In addition to the Young Researchers project, Magee continues her work on the App Authors project with Associate Professor Kate McDowell and Assistant Professor Deborah Stevenson, director of The Center for Children's Books. App Authors is a three-year project to develop curricula for app-building in school and public libraries. Like App Authors, the Young Researchers project will advance scholarship on designing informal learning opportunities in libraries as well as support youth literacy development.

Magee is a youth advocate who teaches about and researches youth technology and information practices, informed by her background as a public librarian. She holds a PhD in information studies from Drexel University and a master's degree in information resources and library science from the University of Arizona.

Updated on
Backto the news archive

Related News

iSchoolers on Jeopardy!

The trivia talents of six iSchool alumni—and a faculty member—catapulted them to one of America's most popular game shows, Jeopardy! Nanette Donohue (MS '03), Erin Hart (MS '19), Charlie Jorgenson (MS '12), Ana Palmer (MS '07), Becky Reisig (MS '07), Associate Professor Carol Tilley, and Clare Gaynor Willis (MS '10) recall their appearance on the show.

Mattson authors new book on teaching digital ethics

Adjunct Lecturer Kristen Mattson has authored a new book on teaching digital ethics. Ethics in a Digital World: Guiding Students Through Society's Biggest Questions was recently published by the International Society for Technology in Education. Mattson designed the book to help students look at the technology around them through a critical lens.

Kristen Mattson

Twidale to share research on computer-supported cooperative work

Professor Michael Twidale will discuss his research on computer-supported cooperative work at the Columbia Science Review's event, "E-Living: Social Interactions in a Virtual World." E-Living, which will be held virtually on April 15, will include a panel discussion on how people form relationships online and how software can be better designed to support this networking.
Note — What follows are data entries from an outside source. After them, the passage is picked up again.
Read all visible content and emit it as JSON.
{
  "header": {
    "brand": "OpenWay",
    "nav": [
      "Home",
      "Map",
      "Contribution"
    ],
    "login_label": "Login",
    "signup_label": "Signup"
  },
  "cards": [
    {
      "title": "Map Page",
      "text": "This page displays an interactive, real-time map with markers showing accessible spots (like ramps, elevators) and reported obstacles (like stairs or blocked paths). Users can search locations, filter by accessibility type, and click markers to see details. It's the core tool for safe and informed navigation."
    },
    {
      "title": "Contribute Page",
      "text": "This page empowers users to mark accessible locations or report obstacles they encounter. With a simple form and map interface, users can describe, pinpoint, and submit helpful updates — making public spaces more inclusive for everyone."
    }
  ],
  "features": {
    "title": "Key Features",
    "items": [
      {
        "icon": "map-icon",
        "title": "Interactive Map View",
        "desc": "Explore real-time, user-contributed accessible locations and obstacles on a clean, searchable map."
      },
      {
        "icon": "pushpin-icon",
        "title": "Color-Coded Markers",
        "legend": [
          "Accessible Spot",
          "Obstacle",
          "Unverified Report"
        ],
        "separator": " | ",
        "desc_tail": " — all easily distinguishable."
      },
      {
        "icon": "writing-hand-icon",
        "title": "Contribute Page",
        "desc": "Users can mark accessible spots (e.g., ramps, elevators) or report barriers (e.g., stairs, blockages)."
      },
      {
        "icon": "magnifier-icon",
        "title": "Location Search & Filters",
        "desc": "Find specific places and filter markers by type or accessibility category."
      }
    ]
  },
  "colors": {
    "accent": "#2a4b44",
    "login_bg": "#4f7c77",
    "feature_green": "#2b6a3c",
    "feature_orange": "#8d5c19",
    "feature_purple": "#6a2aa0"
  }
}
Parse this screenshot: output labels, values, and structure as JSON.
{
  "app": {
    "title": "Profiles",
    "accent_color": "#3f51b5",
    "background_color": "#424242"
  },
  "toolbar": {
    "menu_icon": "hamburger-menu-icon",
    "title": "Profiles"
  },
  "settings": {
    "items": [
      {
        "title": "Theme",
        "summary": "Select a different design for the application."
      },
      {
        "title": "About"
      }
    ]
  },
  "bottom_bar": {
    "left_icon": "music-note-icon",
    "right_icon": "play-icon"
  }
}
As described on the event's website, discussions will also focus on how videoconferencing companies like Zoom are evolving to make online interactions easier, "especially considering the fact that numerous companies and schools are moving online even after the coronavirus pandemic ends."

Professor Michael Twidale

Diesner and students organize tutorials for The Web Conference

Associate Professor Jana Diesner and her students have organized two tutorials for The Web Conference 2021. The conference, which will be held virtually from April 12-23, will address the evolution and current state of the Web through the lens of computer science, computational social science, economics, public policy, and Web-based applications.

Assistant Professor Jana Diesner

iSchool researchers to present at The Web Conference 2021

iSchool researchers will present their work at The Web Conference 2021. The conference, which will be held virtually from April 12-23, will address the evolution and current state of the Web through the lens of computer science, computational social science, economics, public policy, and Web-based applications.